Outs x 2 + 2% = Equity from Turn to River

So, let's say you have 2 Overcards and a Gutshot in a specific situation and you think that versus Villains Range half of the time the Overcards can make the best hand and the gutshot always. That would make 3+4 = 7 Outs, so about 36% Equity from Flop to River and 16% from Turn to River. This however is just a rough estimation, of course.

Best way to learn:
POKERSTOVE
Joined: 17.01.2008
RakeVictim is correct, the 2% rule is just a rough estimation, however it does work in some simple situations.

I would recommend PokerStrategy.com Equilab rather than Pokerstove, it has more options and is also free.

@markker76, let us know if you have any other questions regarding strategy!

Best,
Kamen
• Basic
Joined: 05.06.2014
Due to be newbie to poker, at now I am not able to solve your problem. But I am using Ace Poker Drills to learn about odds and outs in poker. It may help you more.
• Bronze
Joined: 06.03.2014
i have another question.
if a flush draw has 4:1 odds, the right call should me make only when the opponent bet 1/4 of the pot?
• Bronze
Joined: 18.01.2008
With 1/4 pot bet you're getting 5:1 odds so yes, you should call.
• Bronze
Joined: 01.05.2012
Originally posted by TheFrick
if a flush draw has 4:1 odds, the right call should me make only when the opponent bet 1/4 of the pot?
4:1 means 20% (in four cases you miss, in one case you hit), so your opponent would have to bet only 1/5 of the pot or less.

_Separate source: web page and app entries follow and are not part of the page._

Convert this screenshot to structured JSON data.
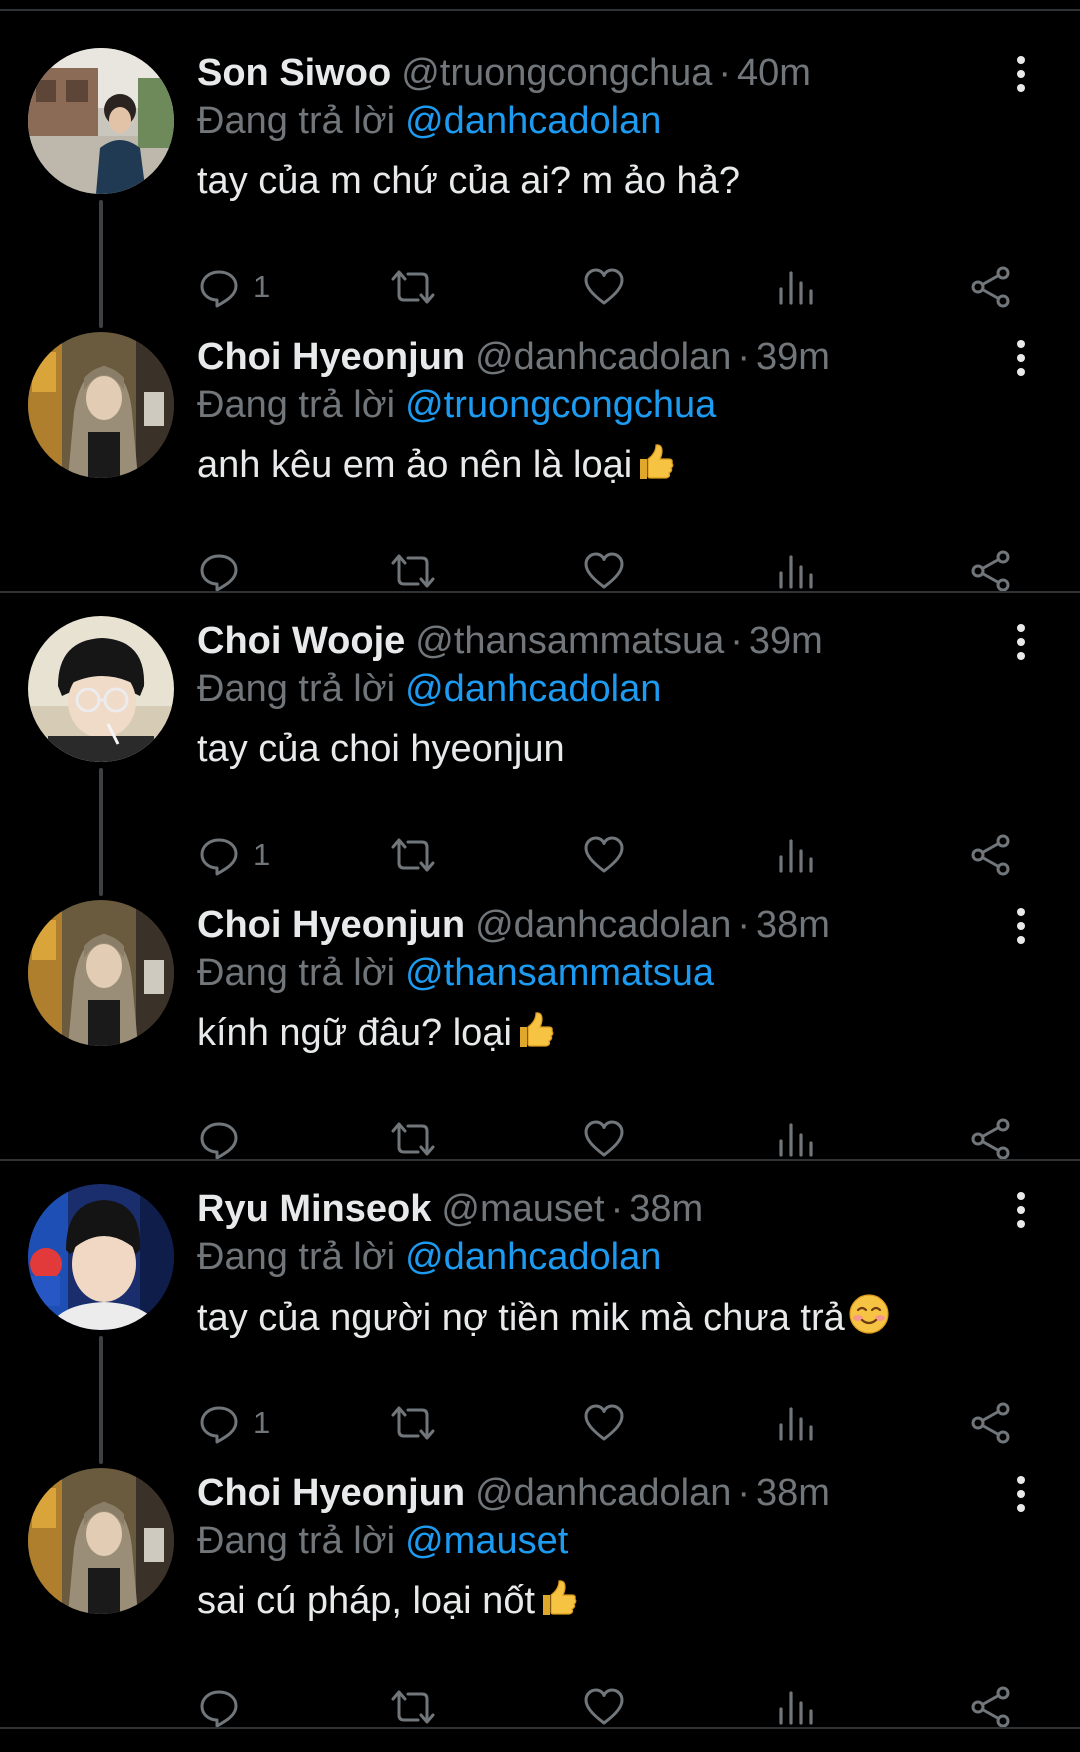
{
  "reply_prefix": "Đang trả lời",
  "colors": {
    "background": "#000000",
    "divider": "#2f3336",
    "muted_text": "#71767b",
    "primary_text": "#e7e9ea",
    "link_blue": "#1d9bf0"
  },
  "icons": {
    "reply": "speech-bubble-icon",
    "retweet": "retweet-icon",
    "like": "heart-icon",
    "views": "bar-chart-icon",
    "share": "share-icon",
    "more": "vertical-ellipsis-icon"
  },
  "tweets": [
    {
      "name": "Son Siwoo",
      "handle": "@truongcongchua",
      "separator": "·",
      "time": "40m",
      "reply_to": "@danhcadolan",
      "text": "tay của m chứ của ai? m ảo hả?",
      "emoji": "",
      "reply_count": "1"
    },
    {
      "name": "Choi Hyeonjun",
      "handle": "@danhcadolan",
      "separator": "·",
      "time": "39m",
      "reply_to": "@truongcongchua",
      "text": "anh kêu em ảo nên là loại",
      "emoji": "thumbs-up",
      "reply_count": ""
    },
    {
      "name": "Choi Wooje",
      "handle": "@thansammatsua",
      "separator": "·",
      "time": "39m",
      "reply_to": "@danhcadolan",
      "text": "tay của choi hyeonjun",
      "emoji": "",
      "reply_count": "1"
    },
    {
      "name": "Choi Hyeonjun",
      "handle": "@danhcadolan",
      "separator": "·",
      "time": "38m",
      "reply_to": "@thansammatsua",
      "text": "kính ngữ đâu? loại",
      "emoji": "thumbs-up",
      "reply_count": ""
    },
    {
      "name": "Ryu Minseok",
      "handle": "@mauset",
      "separator": "·",
      "time": "38m",
      "reply_to": "@danhcadolan",
      "text": "tay của người nợ tiền mik mà chưa trả",
      "emoji": "smiling-face",
      "reply_count": "1"
    },
    {
      "name": "Choi Hyeonjun",
      "handle": "@danhcadolan",
      "separator": "·",
      "time": "38m",
      "reply_to": "@mauset",
      "text": "sai cú pháp, loại nốt",
      "emoji": "thumbs-up",
      "reply_count": ""
    }
  ]
}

That being said, this only takes regular pot odds into account. You could potentially still make a call if your opponent bets more as long as you're getting the right implied odds, meaning that you could win enough money to make the call profitable in case you do hit.

This topic might be a little too complicated to describe in a couple of sentences, though, so I suggest you read the article on implied odds, if you're looking for more info on this.
• Bronze
Joined: 06.03.2014
Thanks for the answer, i will read the article.the thing is, nobody bet 1/5 of the pot, and for a straight draw you have even less odds, so it makes me think that implied odds are more important then pot odds.
• Bronze
Joined: 01.05.2012
Originally posted by TheFrick
the thing is, nobody bet 1/5 of the pot, and for a straight draw you have even less odds
That's true, it's pretty rare. It mostly happens in big multiway pots. That's also the reason why it is recommended to play speculative hands like suited connectors in position and after a number of players have already entered the pot.
• Super Moderator
Super Moderator
Joined: 02.09.2010
Originally posted by TheFrick
Thanks for the answer, i will read the article.the thing is, nobody bet 1/5 of the pot, and for a straight draw you have even less odds, so it makes me think that implied odds are more important then pot odds.
Hi, TheFrick,
Yes, that is spot on.

There is another way to get money from your draws.
How to Play Strong Draws
How do you play weak draws?

Both of the above mention the semi-bluff.
You need to know your opponents fairly well though. Specifically you need to know two things:
Can they fold?
Will they pay you off if you hit?

Best of luck,
--VS